On the Genealogy of the “Taptic Engine” as a Haptic Human-Computer Interface

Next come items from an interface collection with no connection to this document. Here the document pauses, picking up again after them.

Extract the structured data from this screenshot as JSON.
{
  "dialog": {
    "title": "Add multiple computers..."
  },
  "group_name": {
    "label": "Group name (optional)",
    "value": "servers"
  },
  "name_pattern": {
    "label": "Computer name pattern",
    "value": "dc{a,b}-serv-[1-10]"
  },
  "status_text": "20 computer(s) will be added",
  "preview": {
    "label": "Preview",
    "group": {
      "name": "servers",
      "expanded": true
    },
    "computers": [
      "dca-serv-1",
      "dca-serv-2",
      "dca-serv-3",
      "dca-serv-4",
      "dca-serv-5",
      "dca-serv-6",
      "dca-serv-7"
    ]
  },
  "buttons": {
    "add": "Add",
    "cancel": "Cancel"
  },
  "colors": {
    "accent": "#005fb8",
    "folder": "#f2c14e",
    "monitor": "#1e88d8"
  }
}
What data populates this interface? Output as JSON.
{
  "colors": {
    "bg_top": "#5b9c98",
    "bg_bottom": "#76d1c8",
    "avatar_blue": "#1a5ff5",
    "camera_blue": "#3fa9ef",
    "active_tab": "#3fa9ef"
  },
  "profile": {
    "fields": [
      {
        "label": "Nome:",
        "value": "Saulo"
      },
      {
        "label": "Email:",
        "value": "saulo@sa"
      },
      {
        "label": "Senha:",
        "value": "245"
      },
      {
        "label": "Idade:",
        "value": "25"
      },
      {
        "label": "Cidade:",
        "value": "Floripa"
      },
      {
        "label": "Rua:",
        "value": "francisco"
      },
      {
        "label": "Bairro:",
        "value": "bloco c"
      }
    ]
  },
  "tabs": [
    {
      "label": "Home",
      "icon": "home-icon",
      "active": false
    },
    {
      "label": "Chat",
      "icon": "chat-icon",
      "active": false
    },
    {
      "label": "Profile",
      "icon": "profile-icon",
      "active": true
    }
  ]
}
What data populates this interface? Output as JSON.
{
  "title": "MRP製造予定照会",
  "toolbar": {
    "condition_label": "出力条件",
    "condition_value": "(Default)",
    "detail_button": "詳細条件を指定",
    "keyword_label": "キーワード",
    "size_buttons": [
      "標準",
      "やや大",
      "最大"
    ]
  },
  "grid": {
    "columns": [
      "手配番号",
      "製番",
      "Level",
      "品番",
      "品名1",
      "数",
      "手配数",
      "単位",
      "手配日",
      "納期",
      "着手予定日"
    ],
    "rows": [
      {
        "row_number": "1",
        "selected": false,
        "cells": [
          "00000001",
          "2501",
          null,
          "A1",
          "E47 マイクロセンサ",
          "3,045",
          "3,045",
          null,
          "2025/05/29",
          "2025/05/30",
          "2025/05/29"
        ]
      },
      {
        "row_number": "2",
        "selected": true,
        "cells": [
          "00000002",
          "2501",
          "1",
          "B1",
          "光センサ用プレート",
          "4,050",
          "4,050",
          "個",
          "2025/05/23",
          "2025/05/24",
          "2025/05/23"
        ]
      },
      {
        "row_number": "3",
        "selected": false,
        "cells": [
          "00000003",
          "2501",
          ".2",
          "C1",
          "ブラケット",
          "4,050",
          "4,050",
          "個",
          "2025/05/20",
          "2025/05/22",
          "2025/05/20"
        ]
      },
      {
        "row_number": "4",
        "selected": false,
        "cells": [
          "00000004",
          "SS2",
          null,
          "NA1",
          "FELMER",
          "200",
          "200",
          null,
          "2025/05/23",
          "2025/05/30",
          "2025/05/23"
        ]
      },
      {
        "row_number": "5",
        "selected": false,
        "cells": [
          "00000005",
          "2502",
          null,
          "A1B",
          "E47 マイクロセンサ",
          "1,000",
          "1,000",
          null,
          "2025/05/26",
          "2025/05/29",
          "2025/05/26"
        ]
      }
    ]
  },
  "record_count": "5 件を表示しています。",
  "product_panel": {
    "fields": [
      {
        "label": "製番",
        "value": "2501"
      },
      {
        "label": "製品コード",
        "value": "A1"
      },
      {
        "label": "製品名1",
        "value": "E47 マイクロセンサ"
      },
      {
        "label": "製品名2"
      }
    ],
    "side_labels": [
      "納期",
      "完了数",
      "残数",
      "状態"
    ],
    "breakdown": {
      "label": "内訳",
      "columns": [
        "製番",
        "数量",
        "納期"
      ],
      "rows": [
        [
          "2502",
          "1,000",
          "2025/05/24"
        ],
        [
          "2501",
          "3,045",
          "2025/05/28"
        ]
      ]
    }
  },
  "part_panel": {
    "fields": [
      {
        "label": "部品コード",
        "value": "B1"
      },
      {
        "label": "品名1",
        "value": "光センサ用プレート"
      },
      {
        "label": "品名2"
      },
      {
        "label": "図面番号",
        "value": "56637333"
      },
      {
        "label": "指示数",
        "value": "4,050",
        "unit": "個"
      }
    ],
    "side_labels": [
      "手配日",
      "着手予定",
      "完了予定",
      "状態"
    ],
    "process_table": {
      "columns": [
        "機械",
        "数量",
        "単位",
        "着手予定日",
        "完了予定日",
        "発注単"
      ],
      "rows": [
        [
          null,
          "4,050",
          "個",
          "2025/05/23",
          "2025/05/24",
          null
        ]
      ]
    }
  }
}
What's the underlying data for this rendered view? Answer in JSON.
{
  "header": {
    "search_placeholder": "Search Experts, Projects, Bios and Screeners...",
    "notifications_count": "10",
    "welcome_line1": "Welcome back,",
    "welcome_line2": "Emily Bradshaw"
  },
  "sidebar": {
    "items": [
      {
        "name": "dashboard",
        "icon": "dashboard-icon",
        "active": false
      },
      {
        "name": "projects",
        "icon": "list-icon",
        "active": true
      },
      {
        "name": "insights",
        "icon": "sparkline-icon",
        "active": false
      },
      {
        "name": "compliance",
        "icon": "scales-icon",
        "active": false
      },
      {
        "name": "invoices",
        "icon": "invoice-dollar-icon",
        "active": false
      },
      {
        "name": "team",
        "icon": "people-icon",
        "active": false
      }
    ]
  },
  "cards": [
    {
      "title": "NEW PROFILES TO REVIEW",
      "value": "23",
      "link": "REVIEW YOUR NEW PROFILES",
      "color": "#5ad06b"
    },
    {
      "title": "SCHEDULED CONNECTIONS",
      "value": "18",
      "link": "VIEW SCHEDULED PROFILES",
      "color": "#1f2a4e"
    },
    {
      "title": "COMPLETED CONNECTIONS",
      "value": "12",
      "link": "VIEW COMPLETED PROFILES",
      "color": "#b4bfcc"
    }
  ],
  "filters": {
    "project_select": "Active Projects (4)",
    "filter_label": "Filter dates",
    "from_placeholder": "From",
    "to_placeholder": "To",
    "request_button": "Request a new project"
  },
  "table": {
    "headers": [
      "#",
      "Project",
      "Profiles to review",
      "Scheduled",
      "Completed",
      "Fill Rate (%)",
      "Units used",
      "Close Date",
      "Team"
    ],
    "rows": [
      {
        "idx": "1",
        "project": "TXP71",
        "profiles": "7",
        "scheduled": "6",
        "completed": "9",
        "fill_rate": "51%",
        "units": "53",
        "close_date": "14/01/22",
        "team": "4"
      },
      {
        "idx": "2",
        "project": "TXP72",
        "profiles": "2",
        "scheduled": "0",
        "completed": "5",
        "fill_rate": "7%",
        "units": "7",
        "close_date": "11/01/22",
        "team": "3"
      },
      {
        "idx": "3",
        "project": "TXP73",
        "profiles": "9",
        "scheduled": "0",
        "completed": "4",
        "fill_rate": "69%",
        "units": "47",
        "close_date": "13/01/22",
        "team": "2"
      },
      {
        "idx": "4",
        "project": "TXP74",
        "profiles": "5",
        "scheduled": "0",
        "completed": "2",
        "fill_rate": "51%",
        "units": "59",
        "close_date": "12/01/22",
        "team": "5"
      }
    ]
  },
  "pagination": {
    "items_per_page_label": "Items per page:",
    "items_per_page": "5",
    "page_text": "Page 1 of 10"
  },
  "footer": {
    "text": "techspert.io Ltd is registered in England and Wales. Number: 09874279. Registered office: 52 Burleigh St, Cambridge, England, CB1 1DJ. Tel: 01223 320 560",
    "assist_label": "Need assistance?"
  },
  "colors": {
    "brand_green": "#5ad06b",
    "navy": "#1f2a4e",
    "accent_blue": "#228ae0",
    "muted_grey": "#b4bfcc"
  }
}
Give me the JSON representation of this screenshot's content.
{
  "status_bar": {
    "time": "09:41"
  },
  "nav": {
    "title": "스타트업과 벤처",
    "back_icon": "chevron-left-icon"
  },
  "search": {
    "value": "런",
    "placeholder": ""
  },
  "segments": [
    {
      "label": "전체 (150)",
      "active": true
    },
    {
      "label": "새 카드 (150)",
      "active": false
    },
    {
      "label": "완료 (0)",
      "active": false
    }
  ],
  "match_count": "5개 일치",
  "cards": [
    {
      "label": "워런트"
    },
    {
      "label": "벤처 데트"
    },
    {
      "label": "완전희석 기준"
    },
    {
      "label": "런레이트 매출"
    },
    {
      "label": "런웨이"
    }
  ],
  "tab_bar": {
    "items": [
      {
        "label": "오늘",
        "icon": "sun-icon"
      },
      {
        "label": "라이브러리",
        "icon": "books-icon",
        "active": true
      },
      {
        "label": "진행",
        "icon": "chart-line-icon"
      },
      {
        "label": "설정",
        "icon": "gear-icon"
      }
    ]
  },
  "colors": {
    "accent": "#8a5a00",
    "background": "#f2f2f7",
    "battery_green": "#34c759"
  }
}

The project excavates the history of a haptic feedback mechanism – now refined and owned by Apple – that creates the illusion of a push button on a plain surface. Through the so-called “taptic engine” both engineering and programming play with human sensory perception, offering a synesthetic interface that resembles the (more familiar) mechanical one. This artificial button does not answer to a technological problem, it only caters to human perception. Therefore, the taptic engine may be considered as not just a “haptic assistant” – but as an effect which equips virtual processes with material qualities through interaction. Based on these assumptions, the project seeks to develop a new perspective on the field of human-computer interaction and offer an alternative idea of users and their “in/abilities”. Because, as the history of the taptic engine shows, early development of user interfaces (Brooks, 1990) was generally driven by a concept of understanding in the sense of grasping.